Recently I was seeing a patient who had been out of his diabetes medications for almost six months. His sugar was in the toxic range, and now we were scrambling to ameliorate some of the damage. His clinical case was a mess, with a host of complications that didn’t have to be. In his case, it was the abrupt death of a family member and the subsequent legal battles and emotional stress that pulled him out of medical care, but I’ve seen countless similar health catastrophes when something traumatic happens in a person’s life. (Before the Affordable Care Act was passed, this also happened for patients who lost a job and with it, health insurance and health care.)
As a physician working in a safety-net hospital, every day I see the effects of inconsistent health care. When patients get “lost to follow-up”—whether from loss of insurance, or from unexpected family or financial crisis—their health status plummets. Insulin prescriptions run out. Mammograms are missed. Psychiatric care is forfeited. Cardiac medications are halved, then quartered to make them last. Blood pressures snakes skyward, unnoticed. The emergency room becomes the default site of health care but only accessed when crisis level is reached.
Oftentimes the damage wrought by these gaps and this inconsistent access is permanent. Untreated blood pressure can lead to irreversible kidney damage. Neglected diabetes can lead to foot ulcers that don’t heal and end in amputation. Gaps in chemotherapy can allow cancer to get an edge that is never bested. Untreated depression can lead to suicide. Regretfully, we’ve seen these all.

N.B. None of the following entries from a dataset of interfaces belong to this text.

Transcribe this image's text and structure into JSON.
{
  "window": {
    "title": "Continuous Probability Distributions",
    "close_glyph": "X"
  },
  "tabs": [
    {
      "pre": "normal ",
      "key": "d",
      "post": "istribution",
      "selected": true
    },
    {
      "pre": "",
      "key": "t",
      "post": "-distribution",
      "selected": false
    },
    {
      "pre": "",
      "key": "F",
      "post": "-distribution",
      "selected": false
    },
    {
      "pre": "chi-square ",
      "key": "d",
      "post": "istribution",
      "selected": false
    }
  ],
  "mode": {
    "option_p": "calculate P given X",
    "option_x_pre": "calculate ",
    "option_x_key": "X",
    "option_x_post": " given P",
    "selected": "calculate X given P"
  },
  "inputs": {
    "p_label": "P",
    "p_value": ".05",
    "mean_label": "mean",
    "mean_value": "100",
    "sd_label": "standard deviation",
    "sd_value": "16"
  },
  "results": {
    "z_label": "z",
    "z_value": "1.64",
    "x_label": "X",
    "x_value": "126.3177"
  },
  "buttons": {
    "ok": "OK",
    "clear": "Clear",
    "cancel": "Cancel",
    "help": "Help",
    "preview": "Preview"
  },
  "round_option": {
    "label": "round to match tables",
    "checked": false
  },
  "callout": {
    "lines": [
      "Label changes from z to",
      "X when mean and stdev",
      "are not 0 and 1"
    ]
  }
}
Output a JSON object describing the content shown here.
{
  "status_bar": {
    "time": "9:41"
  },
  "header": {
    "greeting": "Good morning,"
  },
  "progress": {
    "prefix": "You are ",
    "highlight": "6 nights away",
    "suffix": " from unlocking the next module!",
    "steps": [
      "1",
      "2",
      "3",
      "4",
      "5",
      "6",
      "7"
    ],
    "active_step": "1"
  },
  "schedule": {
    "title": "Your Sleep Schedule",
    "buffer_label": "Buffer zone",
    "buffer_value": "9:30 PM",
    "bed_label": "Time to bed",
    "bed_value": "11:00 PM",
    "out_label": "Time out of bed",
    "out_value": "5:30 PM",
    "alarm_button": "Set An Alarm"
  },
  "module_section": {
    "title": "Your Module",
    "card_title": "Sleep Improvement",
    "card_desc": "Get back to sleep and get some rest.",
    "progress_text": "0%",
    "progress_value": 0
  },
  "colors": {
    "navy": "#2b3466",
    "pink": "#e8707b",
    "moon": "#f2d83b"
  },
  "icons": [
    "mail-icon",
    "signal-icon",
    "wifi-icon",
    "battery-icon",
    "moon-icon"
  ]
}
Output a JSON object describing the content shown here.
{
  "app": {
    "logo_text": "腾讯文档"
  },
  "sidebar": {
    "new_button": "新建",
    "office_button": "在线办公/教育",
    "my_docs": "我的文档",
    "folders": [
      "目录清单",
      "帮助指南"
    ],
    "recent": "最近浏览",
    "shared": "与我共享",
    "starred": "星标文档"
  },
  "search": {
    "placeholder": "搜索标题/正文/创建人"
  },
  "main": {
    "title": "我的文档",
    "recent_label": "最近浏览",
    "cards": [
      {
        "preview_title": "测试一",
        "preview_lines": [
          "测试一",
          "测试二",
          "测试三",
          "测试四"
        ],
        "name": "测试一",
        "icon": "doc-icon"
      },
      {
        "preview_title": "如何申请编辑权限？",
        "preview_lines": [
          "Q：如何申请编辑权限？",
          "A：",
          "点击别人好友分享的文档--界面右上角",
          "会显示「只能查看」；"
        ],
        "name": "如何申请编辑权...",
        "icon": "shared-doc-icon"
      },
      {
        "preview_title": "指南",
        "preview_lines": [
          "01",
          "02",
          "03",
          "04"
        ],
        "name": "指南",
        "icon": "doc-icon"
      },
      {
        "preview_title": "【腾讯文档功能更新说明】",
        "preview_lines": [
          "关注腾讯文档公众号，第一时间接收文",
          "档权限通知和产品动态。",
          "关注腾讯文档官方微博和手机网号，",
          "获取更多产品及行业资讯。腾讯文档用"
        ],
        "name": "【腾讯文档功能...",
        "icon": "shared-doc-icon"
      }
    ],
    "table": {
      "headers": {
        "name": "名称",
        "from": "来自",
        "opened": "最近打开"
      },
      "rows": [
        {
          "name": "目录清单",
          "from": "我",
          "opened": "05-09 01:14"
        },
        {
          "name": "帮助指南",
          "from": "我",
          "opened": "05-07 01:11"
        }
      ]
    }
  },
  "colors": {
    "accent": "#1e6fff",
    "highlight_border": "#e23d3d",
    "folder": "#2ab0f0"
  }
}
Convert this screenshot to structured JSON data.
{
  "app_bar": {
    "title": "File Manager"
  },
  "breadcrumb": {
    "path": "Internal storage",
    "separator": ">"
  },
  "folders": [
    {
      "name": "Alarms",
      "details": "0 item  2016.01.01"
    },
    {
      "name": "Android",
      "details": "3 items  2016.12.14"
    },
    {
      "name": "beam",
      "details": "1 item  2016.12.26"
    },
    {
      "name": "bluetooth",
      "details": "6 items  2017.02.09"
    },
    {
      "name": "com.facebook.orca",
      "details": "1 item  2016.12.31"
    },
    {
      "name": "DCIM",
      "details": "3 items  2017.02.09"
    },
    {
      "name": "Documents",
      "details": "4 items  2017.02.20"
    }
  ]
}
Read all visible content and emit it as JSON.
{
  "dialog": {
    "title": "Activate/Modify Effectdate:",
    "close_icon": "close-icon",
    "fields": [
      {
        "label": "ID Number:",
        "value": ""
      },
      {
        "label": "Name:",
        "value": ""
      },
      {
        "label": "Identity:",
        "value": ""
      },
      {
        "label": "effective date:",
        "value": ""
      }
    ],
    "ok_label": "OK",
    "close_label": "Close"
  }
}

The GOP’s plan is not a paean to stability. It removes the basic premise that everyone needs to be covered by health insurance. Without this requirement—the baseline needed to maximally spread out risk—costs can only go up. Higher prices for older Americans in the form of reduced tax credits plus cuts to Medicaid mean that the poor and the elderly will be most affected, and potentially millions will find health insurance out of their reach. These segments of the population already suffer a disproportionate share of the illness burden and will be hardest hit by disruptions in medical care.
Those who do try to re-enter the insurance market after a two-month break can be slapped with a 30 percent surcharge—a fine likely to discourage anyone who is already struggling to pay for health care (and a fine that serves only to enrich the insurance companies, not assist the government in subsidizing medical coverage for others). This is a setup for widespread disruption of medical care, with the gravest consequences falling upon the sickest people.
As I sat with my patient, painstakingly trying to reconstruct his medical care, I thought about the ramifications of his situation multiplied times millions. How can it be that our government can so capriciously cast its citizens to the wind? Would we ever imagine removing police protection from a random segment of our society? Fire protection? Road repair?
Since the election, many Americans have felt anxious about their access to health care. Women are requesting IUDs in record numbers, which is a depressing statement on the reproductive care they expect to receive. They worry about no longer having access to birth control, abortion services, even a doctor.
When was the last time that a president of the United States deliberately put so many Americans in harm’s way?
It’s encouraging to hear that some Republican members of Congress are having second thoughts about the charging locomotive of repeal. (Republican governors, who actually have to govern, are leading this refreshing nod to reality.) The precipitous dearth of town-hall meetings suggests that members of Congress don’t have good answers for their constituents who are suddenly realizing that ACA repeal will have grave corporeal consequences.
Trump’s recent observation—“Nobody knew health care could be so complicated”—has been called the understatement of the year. Yes of course health care is complicated. That’s why everyone who’s ever undertaken to change it has found themselves in a yearslong quagmire attempting to jigger hundreds of disparate pieces together without breaking the bank or losing their minds.
But there’s also something that’s very simple about health care: If you take it away, our fellow citizens will suffer. People will get sick. People will die. The new GOP plan will exacerbate this. This is not only contrary to the Hippocratic oath, it’s also contrary to the presidential oath of office.